A meta-analysis of conditioned fear generalization in anxiety-related disorders

Samuel E. Cooper, Eva A.M. van Dis, Muriel A. Hagenaars, Angelos Miltiadis Krypotos, Charles B. Nemeroff, Shmuel Lissek, Iris M. Engelhard, Joseph E. Dunsmoor

Research output: Contribution to journalArticlepeer-review

15 Scopus citations


Generalization of conditioned fear is adaptive in some situations but maladaptive when fear excessively generalizes to innocuous stimuli with incidental resemblance to a genuine threat cue. Recently, empirical interest in fear generalization as a transdiagnostic explanatory mechanism underlying anxiety-related disorders has accelerated. As there are now several studies of fear generalization across multiple types of anxiety-related disorders, the authors conducted a meta-analysis of studies reporting behavioral measures (subjective ratings and psychophysiological indices) of fear generalization in anxiety-related disorder vs. comparison groups. We conducted systematic searches of electronic databases (conducted from January–October 2020) for fear generalization studies involving anxiety-related disorder groups or subclinical analog groups. A total of 300 records were full-text screened and two unpublished datasets were obtained, yielding 16 studies reporting behavioral fear generalization measures. Random-effects meta-analytic models and meta-regressions were applied to the identified data. Fear generalization was significantly heightened in anxiety-related disorder participants (N = 439) relative to comparison participants (N = 428). We did not identify any significant clinical, sample, or methodological moderators. Heightened fear generalization is quantitatively supported as distinguishing anxiety-related disorder groups from comparison groups. Evidence suggests this effect is transdiagnostic, relatively robust to experimental or sample parameters, and that generalization paradigms are a well-supported framework for neurobehavioral investigations of learning and emotion in anxiety-related disorders. We discuss these findings in the context of prior fear conditioning meta-analyses, past neuroimaging investigations of fear generalization in anxiety-related disorders, and future directions and challenges for the field.

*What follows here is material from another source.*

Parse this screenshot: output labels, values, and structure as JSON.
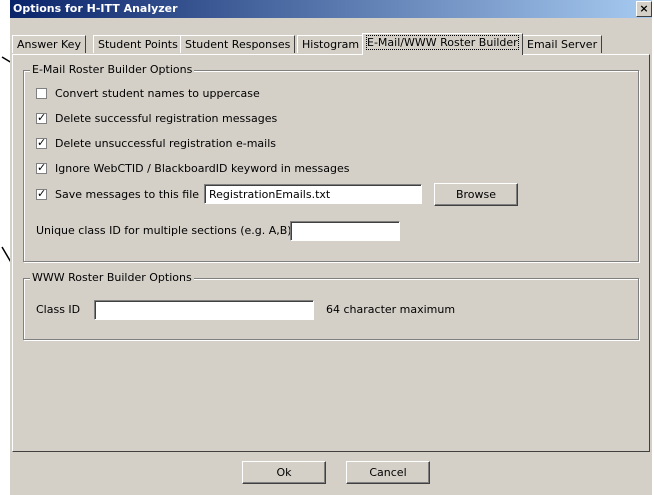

Original languageEnglish (US)
Pages (from-to)1652-1661
Number of pages10
Issue number9
StatePublished - Aug 2022

Bibliographical note

Funding Information:
This work was supported by the National Institutes of Health (F32 MH129136, awarded to SEC; R01 MH122387, awarded to JED) and National Science Foundation (CAREER Award 1844792, awarded to JED). IME and EAMvD were supported by a Vici grant (453-15-005, awarded to IME) from the Netherlands Organization for Scientific Research.

Funding Information:
CBN has received research support from NIH; he has served as a consultant for ANeuroTech (division of Anima BV), Signant Health, Magstim, Inc., Navitor Pharmaceuticals, Inc., Intra-Cellular Therapies, Inc., EMA Wellness, Acadia Pharmaceuticals, Sage, BioXcel Therapeutics, Silo Pharma, XW Pharma, Neuritek, Engrail Therapeutics, Corcept Therapeutics Pharmaceuticals Company, SK Life Science, Alfasigma, Pasithea Therapeutic Corp., EcoR1; he has served on scientific advisory boards for the ANeuroTech (division of Anima BV), Brain and Behavior Research Foundation (BBRF), Anxiety and Depression Association of America (ADAA), Skyland Trail, Signant Health, Laureate Institute for Brain Research (LIBR), Inc., Magnolia CNS, Heading Health, TRUUST Neuroimaging, Pasithea Therapeutic Corp.; he is a stockholder in Xhale, Seattle Genetics, Antares, BI Gen Holdings, Inc., Corcept Therapeutics Pharmaceuticals Company, EMA Wellness, TRUUST Neuroimaging; he serves on the board of directors for Gratitude America, ADAA, Xhale Smart, Inc., Lucy Scientific Discovery, Inc; and he holds patents on a method and devices for transdermal delivery of lithium (patent 6,375,990B1) and a method of assessing antidepressant drug therapy via transport inhibition of monoamine neurotransmitters by ex vivo assay (patent 7,148,027B2). The other authors report no financial relationships with commercial interests.

Publisher Copyright:
© 2022, The Author(s), under exclusive licence to American College of Neuropsychopharmacology.

PubMed: MeSH publication types

  • Journal Article
  • Meta-Analysis
  • Research Support, U.S. Gov't, Non-P.H.S.
  • Research Support, Non-U.S. Gov't
  • Research Support, N.I.H., Extramural


Dive into the research topics of 'A meta-analysis of conditioned fear generalization in anxiety-related disorders'. Together they form a unique fingerprint.

Cite this